▸ **ASSIGNMENT**
Line by line, return the data exactly as shown.

▸ **Dataset rows describing interfaces**
%%

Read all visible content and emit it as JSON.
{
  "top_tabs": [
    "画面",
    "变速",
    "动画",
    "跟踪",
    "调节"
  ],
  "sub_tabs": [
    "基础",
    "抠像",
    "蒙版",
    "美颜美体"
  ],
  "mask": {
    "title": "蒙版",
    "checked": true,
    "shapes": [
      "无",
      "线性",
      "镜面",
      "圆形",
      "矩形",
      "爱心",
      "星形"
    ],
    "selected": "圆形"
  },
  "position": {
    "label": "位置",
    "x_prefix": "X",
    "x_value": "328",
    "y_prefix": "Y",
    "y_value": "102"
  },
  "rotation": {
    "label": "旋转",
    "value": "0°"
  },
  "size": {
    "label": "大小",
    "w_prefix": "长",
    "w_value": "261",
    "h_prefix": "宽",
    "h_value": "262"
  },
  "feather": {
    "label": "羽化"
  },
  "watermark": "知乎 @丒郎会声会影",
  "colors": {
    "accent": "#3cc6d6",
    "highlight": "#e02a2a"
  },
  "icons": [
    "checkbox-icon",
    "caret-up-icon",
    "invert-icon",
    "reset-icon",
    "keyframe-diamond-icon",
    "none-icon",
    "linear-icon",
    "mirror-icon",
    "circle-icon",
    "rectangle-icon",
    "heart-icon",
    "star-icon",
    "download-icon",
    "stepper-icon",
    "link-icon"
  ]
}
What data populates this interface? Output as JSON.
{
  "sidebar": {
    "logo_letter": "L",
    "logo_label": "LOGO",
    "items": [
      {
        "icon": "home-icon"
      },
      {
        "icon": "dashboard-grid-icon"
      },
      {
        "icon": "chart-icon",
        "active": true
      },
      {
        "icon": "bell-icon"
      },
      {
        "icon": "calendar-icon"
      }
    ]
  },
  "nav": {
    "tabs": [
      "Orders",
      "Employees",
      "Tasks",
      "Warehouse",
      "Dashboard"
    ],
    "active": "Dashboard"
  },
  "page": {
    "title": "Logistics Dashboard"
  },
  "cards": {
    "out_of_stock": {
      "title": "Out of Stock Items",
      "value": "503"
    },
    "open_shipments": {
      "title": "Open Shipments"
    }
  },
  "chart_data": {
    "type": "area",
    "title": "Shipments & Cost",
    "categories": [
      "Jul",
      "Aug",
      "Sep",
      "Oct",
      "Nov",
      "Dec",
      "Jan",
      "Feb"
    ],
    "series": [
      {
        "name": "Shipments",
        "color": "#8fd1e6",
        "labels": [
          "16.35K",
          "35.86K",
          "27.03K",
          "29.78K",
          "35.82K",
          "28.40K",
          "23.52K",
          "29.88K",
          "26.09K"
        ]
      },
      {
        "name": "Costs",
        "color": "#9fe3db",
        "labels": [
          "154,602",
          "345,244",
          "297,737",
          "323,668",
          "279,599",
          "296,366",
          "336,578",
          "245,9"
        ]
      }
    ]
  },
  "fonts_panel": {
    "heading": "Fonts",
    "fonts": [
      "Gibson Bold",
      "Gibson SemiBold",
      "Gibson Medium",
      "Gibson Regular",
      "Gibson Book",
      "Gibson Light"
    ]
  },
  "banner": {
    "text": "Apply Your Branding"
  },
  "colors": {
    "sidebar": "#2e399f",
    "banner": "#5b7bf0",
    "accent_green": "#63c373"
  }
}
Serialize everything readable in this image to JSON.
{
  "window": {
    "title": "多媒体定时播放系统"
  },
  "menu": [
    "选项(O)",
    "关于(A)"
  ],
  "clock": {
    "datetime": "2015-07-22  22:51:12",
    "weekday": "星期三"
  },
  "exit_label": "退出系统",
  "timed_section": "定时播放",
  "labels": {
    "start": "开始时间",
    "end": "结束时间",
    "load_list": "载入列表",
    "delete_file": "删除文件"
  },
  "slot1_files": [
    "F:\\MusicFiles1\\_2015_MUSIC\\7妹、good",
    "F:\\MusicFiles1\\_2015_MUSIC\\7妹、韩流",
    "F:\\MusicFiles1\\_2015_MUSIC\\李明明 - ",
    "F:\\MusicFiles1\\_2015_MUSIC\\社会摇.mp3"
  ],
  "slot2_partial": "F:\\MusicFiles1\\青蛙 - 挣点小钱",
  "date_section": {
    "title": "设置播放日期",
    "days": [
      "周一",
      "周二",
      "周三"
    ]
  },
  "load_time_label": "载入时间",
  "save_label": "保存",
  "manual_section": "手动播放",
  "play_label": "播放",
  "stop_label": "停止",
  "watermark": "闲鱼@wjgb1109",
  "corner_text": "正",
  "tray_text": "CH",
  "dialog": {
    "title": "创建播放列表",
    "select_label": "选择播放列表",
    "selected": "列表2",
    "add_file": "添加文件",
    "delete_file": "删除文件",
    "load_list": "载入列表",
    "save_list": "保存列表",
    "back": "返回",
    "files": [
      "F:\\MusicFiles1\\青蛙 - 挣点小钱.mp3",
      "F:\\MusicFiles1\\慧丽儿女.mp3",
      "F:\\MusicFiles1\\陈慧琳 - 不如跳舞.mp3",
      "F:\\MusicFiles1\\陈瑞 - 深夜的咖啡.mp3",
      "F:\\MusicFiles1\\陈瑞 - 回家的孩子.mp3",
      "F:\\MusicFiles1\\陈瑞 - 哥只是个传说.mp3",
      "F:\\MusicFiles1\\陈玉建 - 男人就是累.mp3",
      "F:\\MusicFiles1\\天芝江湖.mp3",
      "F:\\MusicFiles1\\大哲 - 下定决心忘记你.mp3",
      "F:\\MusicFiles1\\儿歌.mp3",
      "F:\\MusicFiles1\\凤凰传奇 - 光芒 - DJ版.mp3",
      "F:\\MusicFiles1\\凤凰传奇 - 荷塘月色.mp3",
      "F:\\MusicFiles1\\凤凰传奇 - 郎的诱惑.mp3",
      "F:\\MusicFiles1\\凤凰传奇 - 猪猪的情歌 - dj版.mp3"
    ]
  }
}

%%

▸ **FINISHED EXERCISE**
Read all visible content and emit it as JSON.
{
  "top_tabs": [
    "画面",
    "变速",
    "动画",
    "跟踪",
    "调节"
  ],
  "sub_tabs": [
    "基础",
    "抠像",
    "蒙版",
    "美颜美体"
  ],
  "mask": {
    "title": "蒙版",
    "checked": true,
    "shapes": [
      "无",
      "线性",
      "镜面",
      "圆形",
      "矩形",
      "爱心",
      "星形"
    ],
    "selected": "圆形"
  },
  "position": {
    "label": "位置",
    "x_prefix": "X",
    "x_value": "328",
    "y_prefix": "Y",
    "y_value": "102"
  },
  "rotation": {
    "label": "旋转",
    "value": "0°"
  },
  "size": {
    "label": "大小",
    "w_prefix": "长",
    "w_value": "261",
    "h_prefix": "宽",
    "h_value": "262"
  },
  "feather": {
    "label": "羽化"
  },
  "watermark": "知乎 @丒郎会声会影",
  "colors": {
    "accent": "#3cc6d6",
    "highlight": "#e02a2a"
  },
  "icons": [
    "checkbox-icon",
    "caret-up-icon",
    "invert-icon",
    "reset-icon",
    "keyframe-diamond-icon",
    "none-icon",
    "linear-icon",
    "mirror-icon",
    "circle-icon",
    "rectangle-icon",
    "heart-icon",
    "star-icon",
    "download-icon",
    "stepper-icon",
    "link-icon"
  ]
}
What data populates this interface? Output as JSON.
{
  "sidebar": {
    "logo_letter": "L",
    "logo_label": "LOGO",
    "items": [
      {
        "icon": "home-icon"
      },
      {
        "icon": "dashboard-grid-icon"
      },
      {
        "icon": "chart-icon",
        "active": true
      },
      {
        "icon": "bell-icon"
      },
      {
        "icon": "calendar-icon"
      }
    ]
  },
  "nav": {
    "tabs": [
      "Orders",
      "Employees",
      "Tasks",
      "Warehouse",
      "Dashboard"
    ],
    "active": "Dashboard"
  },
  "page": {
    "title": "Logistics Dashboard"
  },
  "cards": {
    "out_of_stock": {
      "title": "Out of Stock Items",
      "value": "503"
    },
    "open_shipments": {
      "title": "Open Shipments"
    }
  },
  "chart_data": {
    "type": "area",
    "title": "Shipments & Cost",
    "categories": [
      "Jul",
      "Aug",
      "Sep",
      "Oct",
      "Nov",
      "Dec",
      "Jan",
      "Feb"
    ],
    "series": [
      {
        "name": "Shipments",
        "color": "#8fd1e6",
        "labels": [
          "16.35K",
          "35.86K",
          "27.03K",
          "29.78K",
          "35.82K",
          "28.40K",
          "23.52K",
          "29.88K",
          "26.09K"
        ]
      },
      {
        "name": "Costs",
        "color": "#9fe3db",
        "labels": [
          "154,602",
          "345,244",
          "297,737",
          "323,668",
          "279,599",
          "296,366",
          "336,578",
          "245,9"
        ]
      }
    ]
  },
  "fonts_panel": {
    "heading": "Fonts",
    "fonts": [
      "Gibson Bold",
      "Gibson SemiBold",
      "Gibson Medium",
      "Gibson Regular",
      "Gibson Book",
      "Gibson Light"
    ]
  },
  "banner": {
    "text": "Apply Your Branding"
  },
  "colors": {
    "sidebar": "#2e399f",
    "banner": "#5b7bf0",
    "accent_green": "#63c373"
  }
}
Serialize everything readable in this image to JSON.
{
  "window": {
    "title": "多媒体定时播放系统"
  },
  "menu": [
    "选项(O)",
    "关于(A)"
  ],
  "clock": {
    "datetime": "2015-07-22  22:51:12",
    "weekday": "星期三"
  },
  "exit_label": "退出系统",
  "timed_section": "定时播放",
  "labels": {
    "start": "开始时间",
    "end": "结束时间",
    "load_list": "载入列表",
    "delete_file": "删除文件"
  },
  "slot1_files": [
    "F:\\MusicFiles1\\_2015_MUSIC\\7妹、good",
    "F:\\MusicFiles1\\_2015_MUSIC\\7妹、韩流",
    "F:\\MusicFiles1\\_2015_MUSIC\\李明明 - ",
    "F:\\MusicFiles1\\_2015_MUSIC\\社会摇.mp3"
  ],
  "slot2_partial": "F:\\MusicFiles1\\青蛙 - 挣点小钱",
  "date_section": {
    "title": "设置播放日期",
    "days": [
      "周一",
      "周二",
      "周三"
    ]
  },
  "load_time_label": "载入时间",
  "save_label": "保存",
  "manual_section": "手动播放",
  "play_label": "播放",
  "stop_label": "停止",
  "watermark": "闲鱼@wjgb1109",
  "corner_text": "正",
  "tray_text": "CH",
  "dialog": {
    "title": "创建播放列表",
    "select_label": "选择播放列表",
    "selected": "列表2",
    "add_file": "添加文件",
    "delete_file": "删除文件",
    "load_list": "载入列表",
    "save_list": "保存列表",
    "back": "返回",
    "files": [
      "F:\\MusicFiles1\\青蛙 - 挣点小钱.mp3",
      "F:\\MusicFiles1\\慧丽儿女.mp3",
      "F:\\MusicFiles1\\陈慧琳 - 不如跳舞.mp3",
      "F:\\MusicFiles1\\陈瑞 - 深夜的咖啡.mp3",
      "F:\\MusicFiles1\\陈瑞 - 回家的孩子.mp3",
      "F:\\MusicFiles1\\陈瑞 - 哥只是个传说.mp3",
      "F:\\MusicFiles1\\陈玉建 - 男人就是累.mp3",
      "F:\\MusicFiles1\\天芝江湖.mp3",
      "F:\\MusicFiles1\\大哲 - 下定决心忘记你.mp3",
      "F:\\MusicFiles1\\儿歌.mp3",
      "F:\\MusicFiles1\\凤凰传奇 - 光芒 - DJ版.mp3",
      "F:\\MusicFiles1\\凤凰传奇 - 荷塘月色.mp3",
      "F:\\MusicFiles1\\凤凰传奇 - 郎的诱惑.mp3",
      "F:\\MusicFiles1\\凤凰传奇 - 猪猪的情歌 - dj版.mp3"
    ]
  }
}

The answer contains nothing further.